He was asked to pitch an inning this past weekend and after walking the bases loaded, he was swapped with the third baseman. He was dejected but determined to do better. We threw all weekend so he'd be reminded that he could, in fact, "do it". I'm a sucker for teaching the proper mechanics, so that's all we worked on.
Last night, other kids were asked to pitch so he didn't get another shot. One of the better kids on the team, a 3rd grader, catches most of the time. Late in the game, the catcher was asked to pitch, rather than catch. Below is what followed next:
Coach: Who here has a cup on?
Kids: (maybe 3 hands go up; scary, I know!)

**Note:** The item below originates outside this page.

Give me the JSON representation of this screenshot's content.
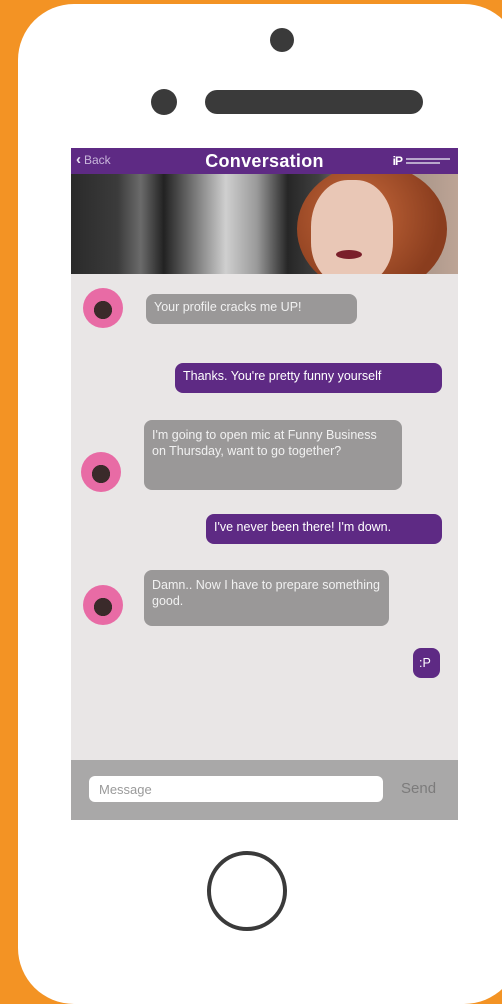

Coach: Which of you wants to catch?
My son, after a pregnant pause: I do!!!
Coach: You sure?
My son: Definitely.
Coach: OK, let's go!
Now, I know he's got the motivation and desire but I am not sure he's ready to catch. Not to mention, the kid who was going to pitch, our regular catcher, can really throw. Not a soft toss like most other kids, but really bring it. Naturally, I am chuckling behind the fence, near home plate, knowing what's coming. I help him suit up in the dugout, with the hockey-style mask fitting over his sports glasses, looking pretty cool even if the chest protector was drooping low on him.

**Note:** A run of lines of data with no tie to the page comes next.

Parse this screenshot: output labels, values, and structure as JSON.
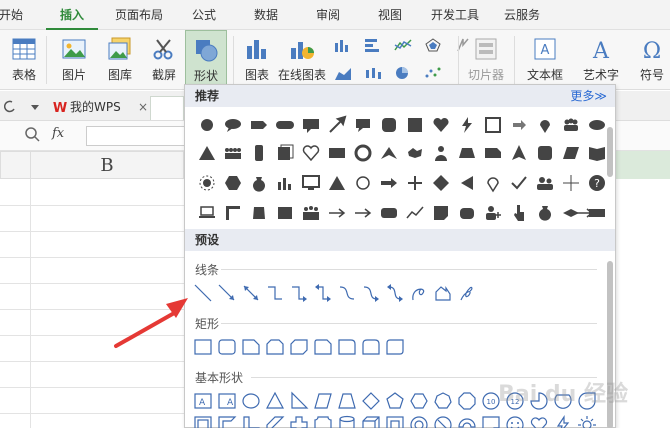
{
  "tabs": [
    "开始",
    "插入",
    "页面布局",
    "公式",
    "数据",
    "审阅",
    "视图",
    "开发工具",
    "云服务"
  ],
  "ribbon": {
    "table": "表格",
    "picture": "图片",
    "gallery": "图库",
    "screenshot": "截屏",
    "shapes": "形状",
    "chart": "图表",
    "online_chart": "在线图表",
    "slicer": "切片器",
    "textbox": "文本框",
    "wordart": "艺术字",
    "symbol": "符号"
  },
  "wps_tab": "我的WPS",
  "fx": "fx",
  "column_b": "B",
  "panel": {
    "recommend": "推荐",
    "more": "更多≫",
    "preset": "预设",
    "lines": "线条",
    "rect": "矩形",
    "basic": "基本形状"
  },
  "watermark": "Bai du 经验"
}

He goes out there, settles in and the game resumes. First few pitches were wide, bouncing off the backstop. Then a strike, connecting with the shin guard flush, making a loud plastic crack. The coaches looked at me and we all laughed a bit. He wasn't the least bit hurt or nervous, unlike in his pitching debut. He missed most of the pitches thrown his way but threw them all back well, in spite of the oversized gear.
Then the great moment. Remember, I am almost behind the backstop, off to the right (as you can see by the camera phone picture taken to the right). The pitcher really hums a strike, the batter swings and misses and the ball just drills my son in the mask, right between the eyes. All the coaches and parents looked at me, figuring I'd be screaming or panicked. My son didn't so much as flinch. Chased the ball down, tossed it back to the pitcher and resumed his position. I just crossed my arms and kept smiling, reminding him to keep his right hand behind his backside. I never thought I'd be proud to see my son drilled with a pitch between the eyes (even with a mask on), but there I was, proud to see him not even hesitate to continue.

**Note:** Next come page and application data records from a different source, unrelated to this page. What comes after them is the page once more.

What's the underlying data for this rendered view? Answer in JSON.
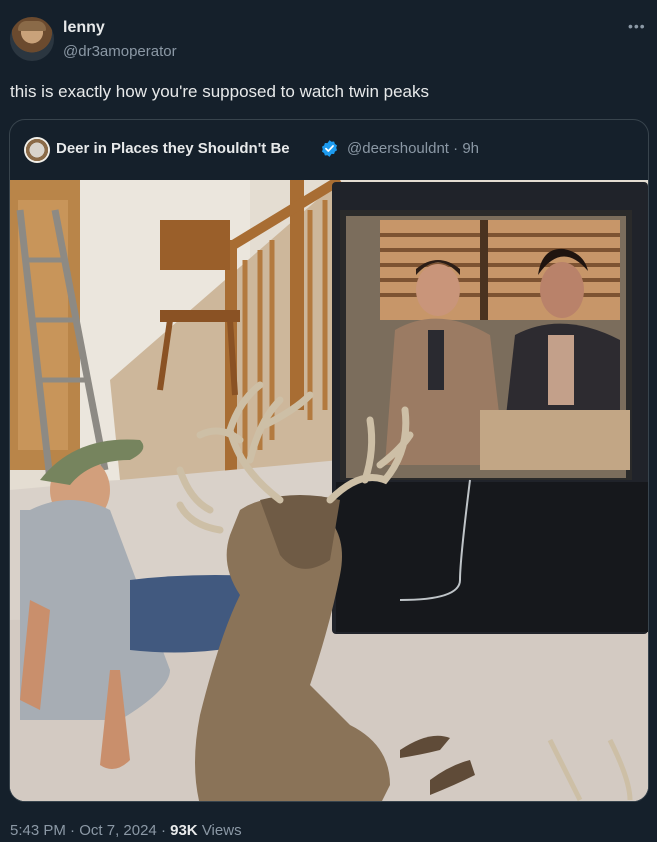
{
  "tweet": {
    "display_name": "lenny",
    "handle": "@dr3amoperator",
    "text": "this is exactly how you're supposed to watch twin peaks",
    "more_icon": "more-horizontal-icon"
  },
  "quote": {
    "display_name": "Deer in Places they Shouldn't Be",
    "verified_icon": "verified-badge-icon",
    "handle": "@deershouldnt",
    "separator": "·",
    "age": "9h"
  },
  "footer": {
    "time": "5:43 PM",
    "sep1": "·",
    "date": "Oct 7, 2024",
    "sep2": "·",
    "views_count": "93K",
    "views_label": "Views"
  },
  "colors": {
    "background": "#15202b",
    "text_primary": "#e7e9ea",
    "text_secondary": "#8b98a5",
    "border": "#38444d",
    "verified": "#1d9bf0"
  }
}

Inning ends, he hustles off the field, ecstatic. He didn't care that the ball hit him or how he looked. He had a blast. He immediately starts lobbying the coaches to catch again next game. He asked me to go get him catchers gear. He couldn't calm down. He wanted to call his grandparents and mom right there, from the dugout. He couldn't sit still.
Now, mind you, I have been telling him for a while that the catcher is the best position, since it's involved in every play and requires knowing everything that's going on. [Watching how bored, disinterested and distracted some kids get in the outfield, I was hoping he'd try something to keep him more involved.] He liked to try to play shortstop or 3B. He never believed me, until now.
I think we might have a new catcher in our midst.